> [Exercise brief]:
Every line of the material is to be set down exactly as written.

> [Data section]:
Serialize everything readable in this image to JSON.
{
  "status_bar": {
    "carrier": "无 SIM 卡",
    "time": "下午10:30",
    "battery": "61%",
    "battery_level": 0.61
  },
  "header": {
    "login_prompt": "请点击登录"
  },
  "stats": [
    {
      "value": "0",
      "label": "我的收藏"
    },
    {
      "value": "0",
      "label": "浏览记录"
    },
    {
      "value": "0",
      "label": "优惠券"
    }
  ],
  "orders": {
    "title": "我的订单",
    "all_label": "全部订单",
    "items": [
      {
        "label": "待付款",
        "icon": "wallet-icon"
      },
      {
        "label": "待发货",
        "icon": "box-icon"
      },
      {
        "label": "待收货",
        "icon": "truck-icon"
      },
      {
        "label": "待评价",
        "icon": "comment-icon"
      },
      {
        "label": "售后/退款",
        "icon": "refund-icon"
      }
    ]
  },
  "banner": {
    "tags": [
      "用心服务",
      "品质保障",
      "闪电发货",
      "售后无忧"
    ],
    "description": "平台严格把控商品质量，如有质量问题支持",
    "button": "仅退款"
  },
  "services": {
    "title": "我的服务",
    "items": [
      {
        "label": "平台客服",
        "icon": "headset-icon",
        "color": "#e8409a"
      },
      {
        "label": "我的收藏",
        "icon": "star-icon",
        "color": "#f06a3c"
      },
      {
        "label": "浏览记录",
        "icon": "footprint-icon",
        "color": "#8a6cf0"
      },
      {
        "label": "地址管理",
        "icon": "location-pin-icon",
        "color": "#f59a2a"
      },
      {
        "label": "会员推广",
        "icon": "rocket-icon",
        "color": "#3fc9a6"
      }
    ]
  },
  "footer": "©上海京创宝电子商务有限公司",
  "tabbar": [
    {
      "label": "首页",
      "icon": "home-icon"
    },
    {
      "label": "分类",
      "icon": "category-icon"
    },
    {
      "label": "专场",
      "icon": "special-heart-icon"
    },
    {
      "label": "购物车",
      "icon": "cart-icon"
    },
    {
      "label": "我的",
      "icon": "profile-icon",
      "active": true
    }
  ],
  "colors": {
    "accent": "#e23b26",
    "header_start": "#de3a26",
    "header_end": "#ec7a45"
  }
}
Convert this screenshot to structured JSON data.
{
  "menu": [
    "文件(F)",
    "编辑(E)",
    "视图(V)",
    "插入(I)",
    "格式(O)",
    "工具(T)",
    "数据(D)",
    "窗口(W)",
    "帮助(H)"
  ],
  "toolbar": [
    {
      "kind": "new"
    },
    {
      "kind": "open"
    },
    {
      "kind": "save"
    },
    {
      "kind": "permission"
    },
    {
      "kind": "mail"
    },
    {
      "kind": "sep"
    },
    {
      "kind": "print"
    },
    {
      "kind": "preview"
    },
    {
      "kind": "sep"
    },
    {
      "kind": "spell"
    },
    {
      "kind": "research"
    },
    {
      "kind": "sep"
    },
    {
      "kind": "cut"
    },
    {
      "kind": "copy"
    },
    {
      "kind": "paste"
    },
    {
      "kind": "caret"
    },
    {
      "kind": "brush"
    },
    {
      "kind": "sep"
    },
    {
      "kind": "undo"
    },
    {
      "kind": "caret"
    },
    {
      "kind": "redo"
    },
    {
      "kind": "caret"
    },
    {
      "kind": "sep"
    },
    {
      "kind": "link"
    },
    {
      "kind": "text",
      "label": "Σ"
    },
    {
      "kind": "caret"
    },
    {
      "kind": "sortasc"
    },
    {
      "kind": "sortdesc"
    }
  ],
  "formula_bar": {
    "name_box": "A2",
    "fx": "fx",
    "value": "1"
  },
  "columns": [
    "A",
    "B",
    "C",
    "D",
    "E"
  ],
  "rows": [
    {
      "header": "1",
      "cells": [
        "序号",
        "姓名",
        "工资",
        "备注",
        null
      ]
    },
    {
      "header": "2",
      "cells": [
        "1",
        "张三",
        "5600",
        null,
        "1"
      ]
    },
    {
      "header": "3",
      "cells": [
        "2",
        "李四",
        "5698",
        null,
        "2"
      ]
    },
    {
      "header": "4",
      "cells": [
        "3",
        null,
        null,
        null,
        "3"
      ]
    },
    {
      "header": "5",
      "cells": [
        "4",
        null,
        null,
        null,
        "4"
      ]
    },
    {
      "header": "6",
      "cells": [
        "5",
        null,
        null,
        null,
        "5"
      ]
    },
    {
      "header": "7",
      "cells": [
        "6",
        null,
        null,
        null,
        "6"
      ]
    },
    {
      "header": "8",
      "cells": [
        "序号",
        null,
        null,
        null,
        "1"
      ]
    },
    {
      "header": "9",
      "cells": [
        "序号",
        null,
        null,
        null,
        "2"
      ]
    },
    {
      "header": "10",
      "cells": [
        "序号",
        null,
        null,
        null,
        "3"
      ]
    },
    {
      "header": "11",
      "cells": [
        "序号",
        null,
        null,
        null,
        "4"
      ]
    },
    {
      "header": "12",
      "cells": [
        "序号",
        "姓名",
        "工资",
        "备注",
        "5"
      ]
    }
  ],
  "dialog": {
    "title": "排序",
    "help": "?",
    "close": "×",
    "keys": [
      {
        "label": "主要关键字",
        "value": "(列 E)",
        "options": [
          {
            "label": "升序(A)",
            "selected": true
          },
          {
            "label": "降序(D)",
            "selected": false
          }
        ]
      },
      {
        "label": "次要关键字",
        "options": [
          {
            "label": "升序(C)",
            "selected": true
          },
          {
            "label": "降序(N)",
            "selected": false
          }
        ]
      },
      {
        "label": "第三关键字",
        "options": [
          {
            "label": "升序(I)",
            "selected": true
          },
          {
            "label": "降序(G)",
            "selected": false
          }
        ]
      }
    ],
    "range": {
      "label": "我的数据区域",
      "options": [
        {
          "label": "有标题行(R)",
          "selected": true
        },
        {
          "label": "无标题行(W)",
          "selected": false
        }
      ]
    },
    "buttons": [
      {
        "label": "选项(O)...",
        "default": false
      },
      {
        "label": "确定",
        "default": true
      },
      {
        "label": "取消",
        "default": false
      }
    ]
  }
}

> [Output for this exercise]:
Serialize everything readable in this image to JSON.
{
  "status_bar": {
    "carrier": "无 SIM 卡",
    "time": "下午10:30",
    "battery": "61%",
    "battery_level": 0.61
  },
  "header": {
    "login_prompt": "请点击登录"
  },
  "stats": [
    {
      "value": "0",
      "label": "我的收藏"
    },
    {
      "value": "0",
      "label": "浏览记录"
    },
    {
      "value": "0",
      "label": "优惠券"
    }
  ],
  "orders": {
    "title": "我的订单",
    "all_label": "全部订单",
    "items": [
      {
        "label": "待付款",
        "icon": "wallet-icon"
      },
      {
        "label": "待发货",
        "icon": "box-icon"
      },
      {
        "label": "待收货",
        "icon": "truck-icon"
      },
      {
        "label": "待评价",
        "icon": "comment-icon"
      },
      {
        "label": "售后/退款",
        "icon": "refund-icon"
      }
    ]
  },
  "banner": {
    "tags": [
      "用心服务",
      "品质保障",
      "闪电发货",
      "售后无忧"
    ],
    "description": "平台严格把控商品质量，如有质量问题支持",
    "button": "仅退款"
  },
  "services": {
    "title": "我的服务",
    "items": [
      {
        "label": "平台客服",
        "icon": "headset-icon",
        "color": "#e8409a"
      },
      {
        "label": "我的收藏",
        "icon": "star-icon",
        "color": "#f06a3c"
      },
      {
        "label": "浏览记录",
        "icon": "footprint-icon",
        "color": "#8a6cf0"
      },
      {
        "label": "地址管理",
        "icon": "location-pin-icon",
        "color": "#f59a2a"
      },
      {
        "label": "会员推广",
        "icon": "rocket-icon",
        "color": "#3fc9a6"
      }
    ]
  },
  "footer": "©上海京创宝电子商务有限公司",
  "tabbar": [
    {
      "label": "首页",
      "icon": "home-icon"
    },
    {
      "label": "分类",
      "icon": "category-icon"
    },
    {
      "label": "专场",
      "icon": "special-heart-icon"
    },
    {
      "label": "购物车",
      "icon": "cart-icon"
    },
    {
      "label": "我的",
      "icon": "profile-icon",
      "active": true
    }
  ],
  "colors": {
    "accent": "#e23b26",
    "header_start": "#de3a26",
    "header_end": "#ec7a45"
  }
}
Convert this screenshot to structured JSON data.
{
  "menu": [
    "文件(F)",
    "编辑(E)",
    "视图(V)",
    "插入(I)",
    "格式(O)",
    "工具(T)",
    "数据(D)",
    "窗口(W)",
    "帮助(H)"
  ],
  "toolbar": [
    {
      "kind": "new"
    },
    {
      "kind": "open"
    },
    {
      "kind": "save"
    },
    {
      "kind": "permission"
    },
    {
      "kind": "mail"
    },
    {
      "kind": "sep"
    },
    {
      "kind": "print"
    },
    {
      "kind": "preview"
    },
    {
      "kind": "sep"
    },
    {
      "kind": "spell"
    },
    {
      "kind": "research"
    },
    {
      "kind": "sep"
    },
    {
      "kind": "cut"
    },
    {
      "kind": "copy"
    },
    {
      "kind": "paste"
    },
    {
      "kind": "caret"
    },
    {
      "kind": "brush"
    },
    {
      "kind": "sep"
    },
    {
      "kind": "undo"
    },
    {
      "kind": "caret"
    },
    {
      "kind": "redo"
    },
    {
      "kind": "caret"
    },
    {
      "kind": "sep"
    },
    {
      "kind": "link"
    },
    {
      "kind": "text",
      "label": "Σ"
    },
    {
      "kind": "caret"
    },
    {
      "kind": "sortasc"
    },
    {
      "kind": "sortdesc"
    }
  ],
  "formula_bar": {
    "name_box": "A2",
    "fx": "fx",
    "value": "1"
  },
  "columns": [
    "A",
    "B",
    "C",
    "D",
    "E"
  ],
  "rows": [
    {
      "header": "1",
      "cells": [
        "序号",
        "姓名",
        "工资",
        "备注",
        null
      ]
    },
    {
      "header": "2",
      "cells": [
        "1",
        "张三",
        "5600",
        null,
        "1"
      ]
    },
    {
      "header": "3",
      "cells": [
        "2",
        "李四",
        "5698",
        null,
        "2"
      ]
    },
    {
      "header": "4",
      "cells": [
        "3",
        null,
        null,
        null,
        "3"
      ]
    },
    {
      "header": "5",
      "cells": [
        "4",
        null,
        null,
        null,
        "4"
      ]
    },
    {
      "header": "6",
      "cells": [
        "5",
        null,
        null,
        null,
        "5"
      ]
    },
    {
      "header": "7",
      "cells": [
        "6",
        null,
        null,
        null,
        "6"
      ]
    },
    {
      "header": "8",
      "cells": [
        "序号",
        null,
        null,
        null,
        "1"
      ]
    },
    {
      "header": "9",
      "cells": [
        "序号",
        null,
        null,
        null,
        "2"
      ]
    },
    {
      "header": "10",
      "cells": [
        "序号",
        null,
        null,
        null,
        "3"
      ]
    },
    {
      "header": "11",
      "cells": [
        "序号",
        null,
        null,
        null,
        "4"
      ]
    },
    {
      "header": "12",
      "cells": [
        "序号",
        "姓名",
        "工资",
        "备注",
        "5"
      ]
    }
  ],
  "dialog": {
    "title": "排序",
    "help": "?",
    "close": "×",
    "keys": [
      {
        "label": "主要关键字",
        "value": "(列 E)",
        "options": [
          {
            "label": "升序(A)",
            "selected": true
          },
          {
            "label": "降序(D)",
            "selected": false
          }
        ]
      },
      {
        "label": "次要关键字",
        "options": [
          {
            "label": "升序(C)",
            "selected": true
          },
          {
            "label": "降序(N)",
            "selected": false
          }
        ]
      },
      {
        "label": "第三关键字",
        "options": [
          {
            "label": "升序(I)",
            "selected": true
          },
          {
            "label": "降序(G)",
            "selected": false
          }
        ]
      }
    ],
    "range": {
      "label": "我的数据区域",
      "options": [
        {
          "label": "有标题行(R)",
          "selected": true
        },
        {
          "label": "无标题行(W)",
          "selected": false
        }
      ]
    },
    "buttons": [
      {
        "label": "选项(O)...",
        "default": false
      },
      {
        "label": "确定",
        "default": true
      },
      {
        "label": "取消",
        "default": false
      }
    ]
  }
}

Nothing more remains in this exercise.